*THE PROBLEM*: Leaving out all images, return the entries below exactly.

*INFORMATION SHOWN*:
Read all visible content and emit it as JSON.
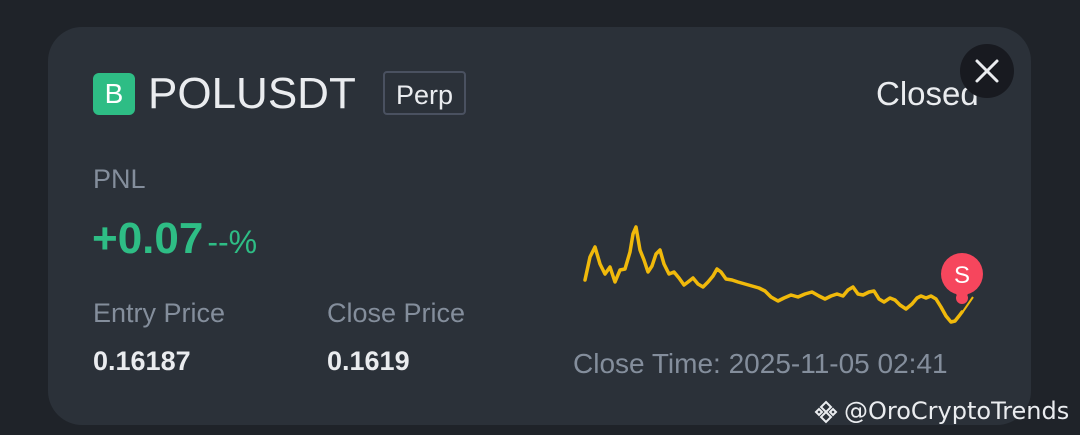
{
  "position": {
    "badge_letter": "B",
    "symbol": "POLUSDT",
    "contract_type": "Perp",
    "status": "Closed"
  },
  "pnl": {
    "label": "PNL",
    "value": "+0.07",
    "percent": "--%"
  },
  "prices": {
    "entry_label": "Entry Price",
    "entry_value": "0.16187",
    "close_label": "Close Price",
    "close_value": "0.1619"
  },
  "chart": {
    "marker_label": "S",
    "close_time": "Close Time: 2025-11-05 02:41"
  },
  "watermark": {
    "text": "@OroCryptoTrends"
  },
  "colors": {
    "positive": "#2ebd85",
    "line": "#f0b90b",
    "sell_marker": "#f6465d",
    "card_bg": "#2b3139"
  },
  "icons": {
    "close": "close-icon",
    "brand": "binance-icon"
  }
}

*SOLUTION TO THE PROBLEM*:
Read all visible content and emit it as JSON.
{
  "position": {
    "badge_letter": "B",
    "symbol": "POLUSDT",
    "contract_type": "Perp",
    "status": "Closed"
  },
  "pnl": {
    "label": "PNL",
    "value": "+0.07",
    "percent": "--%"
  },
  "prices": {
    "entry_label": "Entry Price",
    "entry_value": "0.16187",
    "close_label": "Close Price",
    "close_value": "0.1619"
  },
  "chart": {
    "marker_label": "S",
    "close_time": "Close Time: 2025-11-05 02:41"
  },
  "watermark": {
    "text": "@OroCryptoTrends"
  },
  "colors": {
    "positive": "#2ebd85",
    "line": "#f0b90b",
    "sell_marker": "#f6465d",
    "card_bg": "#2b3139"
  },
  "icons": {
    "close": "close-icon",
    "brand": "binance-icon"
  }
}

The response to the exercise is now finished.